Murray Bishoff: Thanksgiving in a bottle

Saturday, November 24, 2018

Thanksgiving provides an interesting moment in the life of a community to take stock of its gains.

Itís been a good year in Monett with the addition of the downtown park and pavilion. The new mural, thanks to Monett Main Street, and its parking lot, brightened up the downtown even more. The opening of the aquatic center raised no chorus of doubters from the enthusiastic users. The loss of the old pool has raised more nostalgia than anything, and that will continue until that land converts to something more than a rubble heap.

New sidewalks around town are just beginning to see use. The new halogen lights downtown will become more appreciated as we move into the dark time of year. Monett High School continued to send athletes to state last spring and this fall, and our neighboring communities had standout honorees as well.

Cox Monett Hospital has received spectacular awards this year. EFCO Corporation has a major construction project underway, and Schreiber Foods just finished one. Jack Henry and Associates is back to buying businesses, reflecting great health within the business community.

Thankfully, our communities avoided the bloody conflicts surfacing during the last election. While still leaning conservative, voters showed variety in their sentiments, favoring medical marijuana and a higher minimum wage. Support for Governor Mike Parsons for turning away from his predecessorís confrontational support for staunch conservative causes is growing. Moderation seems more respectable, and thatís a good thing.

With sales tax income growing and no crises looming, no wildfires and no floods, we seem to have plenty to celebrate this Thanksgiving.

Some of that spirit surfaced at this weekís meeting of Monett Historical Society. Charles Rowell, a most respected and longtime member of Monettís business community, offered recollections and anecdotes on a wide range of topics as he recalled Monettís earlier days.

Rowell talked about some of those things you donít find in the Chamber of Commerce promotional fliers, like how the pharmacies decades ago all sold potent alcohol products, how the one time the Junior Livestock Show stunk up the downtown, and the homey atmosphere at lunch counters at the various hotels and coffee shops.

Rowell stirred the embers with stories about Lloydís Snooker Parlor, how Kenneth McShane had a booming business selling paper suitcases to people smuggling liquor into Oklahoma by train when that state was dry, how stories were told ó some true, some not ó and deals made in the coffee shop behind Brunerís Pharmacy.
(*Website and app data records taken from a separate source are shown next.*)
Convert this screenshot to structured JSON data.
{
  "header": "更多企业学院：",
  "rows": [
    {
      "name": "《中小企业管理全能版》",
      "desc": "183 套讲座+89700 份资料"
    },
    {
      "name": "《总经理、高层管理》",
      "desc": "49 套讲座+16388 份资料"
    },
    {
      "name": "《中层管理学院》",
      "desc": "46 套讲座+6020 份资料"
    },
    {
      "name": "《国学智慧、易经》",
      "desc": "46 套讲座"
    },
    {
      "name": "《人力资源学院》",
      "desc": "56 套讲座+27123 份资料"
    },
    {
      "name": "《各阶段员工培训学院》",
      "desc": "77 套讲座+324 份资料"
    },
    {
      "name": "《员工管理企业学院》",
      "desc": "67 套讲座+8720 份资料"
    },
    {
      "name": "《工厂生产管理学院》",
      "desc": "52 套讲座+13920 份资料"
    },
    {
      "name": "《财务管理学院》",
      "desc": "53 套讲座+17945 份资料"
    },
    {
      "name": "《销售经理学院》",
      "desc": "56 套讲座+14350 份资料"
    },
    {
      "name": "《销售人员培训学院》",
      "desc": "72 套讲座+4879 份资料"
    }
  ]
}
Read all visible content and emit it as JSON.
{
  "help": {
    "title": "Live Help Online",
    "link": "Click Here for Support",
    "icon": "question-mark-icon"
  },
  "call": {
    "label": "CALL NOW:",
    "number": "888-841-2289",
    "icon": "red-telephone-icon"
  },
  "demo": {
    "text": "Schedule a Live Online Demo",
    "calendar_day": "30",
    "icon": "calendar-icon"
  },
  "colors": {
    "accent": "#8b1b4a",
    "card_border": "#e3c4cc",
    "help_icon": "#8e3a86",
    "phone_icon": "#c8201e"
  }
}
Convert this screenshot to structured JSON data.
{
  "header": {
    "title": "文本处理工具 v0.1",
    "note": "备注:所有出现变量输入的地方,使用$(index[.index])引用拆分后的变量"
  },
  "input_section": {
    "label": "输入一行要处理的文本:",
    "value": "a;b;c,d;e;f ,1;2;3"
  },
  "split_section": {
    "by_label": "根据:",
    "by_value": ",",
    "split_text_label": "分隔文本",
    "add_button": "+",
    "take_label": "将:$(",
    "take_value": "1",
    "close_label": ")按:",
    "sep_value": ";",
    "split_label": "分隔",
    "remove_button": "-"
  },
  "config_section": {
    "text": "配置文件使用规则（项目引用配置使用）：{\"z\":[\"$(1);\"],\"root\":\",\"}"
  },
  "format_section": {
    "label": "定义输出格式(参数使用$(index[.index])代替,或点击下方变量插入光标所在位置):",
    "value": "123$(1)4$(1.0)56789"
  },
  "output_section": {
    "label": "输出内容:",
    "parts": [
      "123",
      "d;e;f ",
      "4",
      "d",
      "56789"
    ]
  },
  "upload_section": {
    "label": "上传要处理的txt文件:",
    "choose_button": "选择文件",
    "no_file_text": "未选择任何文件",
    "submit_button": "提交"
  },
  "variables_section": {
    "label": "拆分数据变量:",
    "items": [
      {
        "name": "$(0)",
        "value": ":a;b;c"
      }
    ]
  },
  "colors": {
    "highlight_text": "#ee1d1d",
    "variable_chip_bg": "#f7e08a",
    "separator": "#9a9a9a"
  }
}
Most welcome were the names he dropped, especially some of Monettís most colorful characters, definitely not the ones on the Chamberís community service award list.

Then as the formal part of the meeting devolved, Rowellís comments sparked one after another in the room to stand and share a recollection about the same characters and places, the same days when things were looser but predictable, safer yet full of sly behavior, like the popcorn salesmen downtown, one woman recalled, because her father said never buy from them. They were only there to sell liquor to the railroad men.

Something magical was happening in that room as the meeting adjourned. Conversations were breaking out all around, tales and laughter shared. People were celebrating what we have in common, not arguing about what separates us. The experiences that stitched the community together may not surface frequently, but the unity left a clear bond.

I wanted to bottle the moment, to preserve it as a reminder of who we are and how we got here. Perhaps thereís no need. Brew the social concoction again and those fun memories and accompanying good will simply overflow. Thatís the real reason to celebrate Thanksgiving. Hopefully families could share the same spirit as they gathered around tables this week, for this family couldnít wait to share what community is all about.

Murray Bishoff has served readers of The Monett Times since 1988. He can be reached at, or 417-235-3135.